Being aware that this is a mindset that can be changed over time is the first and most important step to becoming who you want to be. For those people who are at the cusp of making a change in their life then this will remove the roadblock they might not even realize is there. But if they begin to believe it is possible, then this will pave the way for the next step. It might be a small shuffle, or it might be a giant leap; regardless of the size, it will be in the right direction. For me, in this particular moment on that trail in the last section of the race, I realised I had to quickly adopt a different thought pattern to successfully negotiate the trail and not come at it from a place of fear but from a place of confidence. I started repeating in my head that I was “fit, fast, healthy, strong” and that “this was my terrain.” I noticed an immediate shift in my mindset by repeating these statements over and over – but more importantly I felt lighter on my feet and more confident in my footing. While this hasn’t magically transformed me into a trail running mountain goat, this illustrated to me just how powerful my mindset was at determining my confidence on the trail and my subsequent enjoyment of the overall event. Your thoughts determine your actions. Your actions determine the outcome.
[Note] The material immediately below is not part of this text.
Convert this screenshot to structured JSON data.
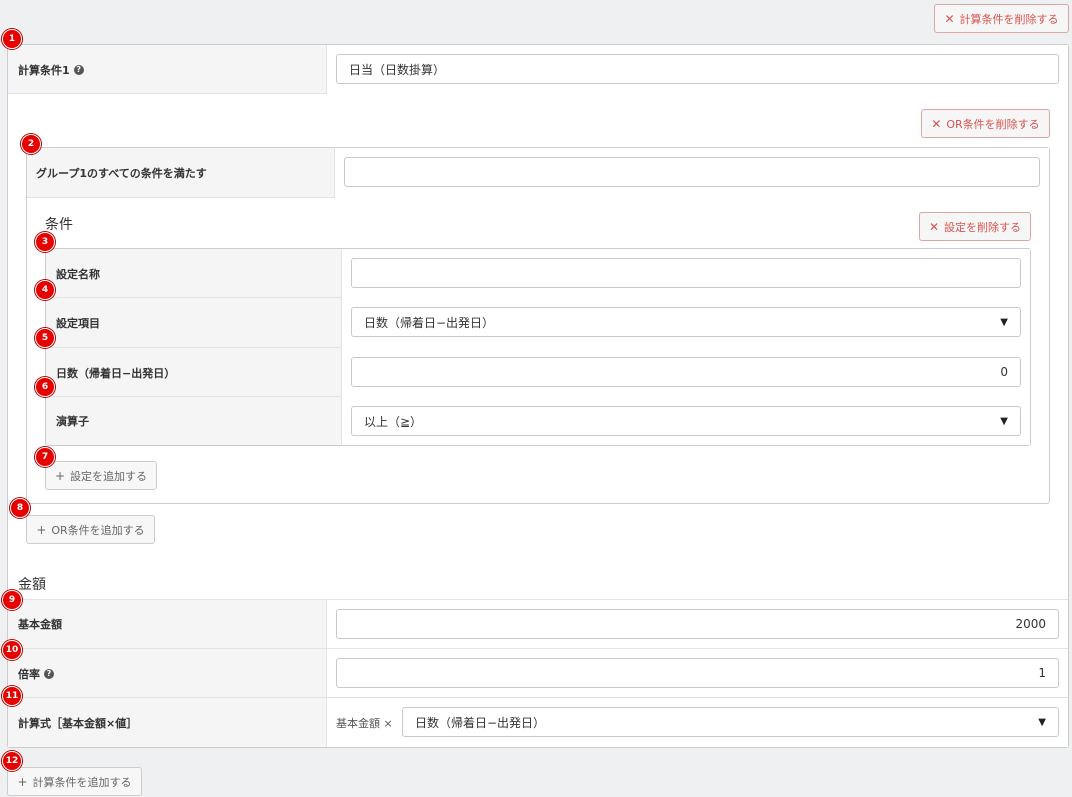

Is it time you changed that Youtube clip?
(PS I now have a facebook page: facebook.com/mikkiwillidennutrition – come over and join the conversation about whole food and health 🙂 )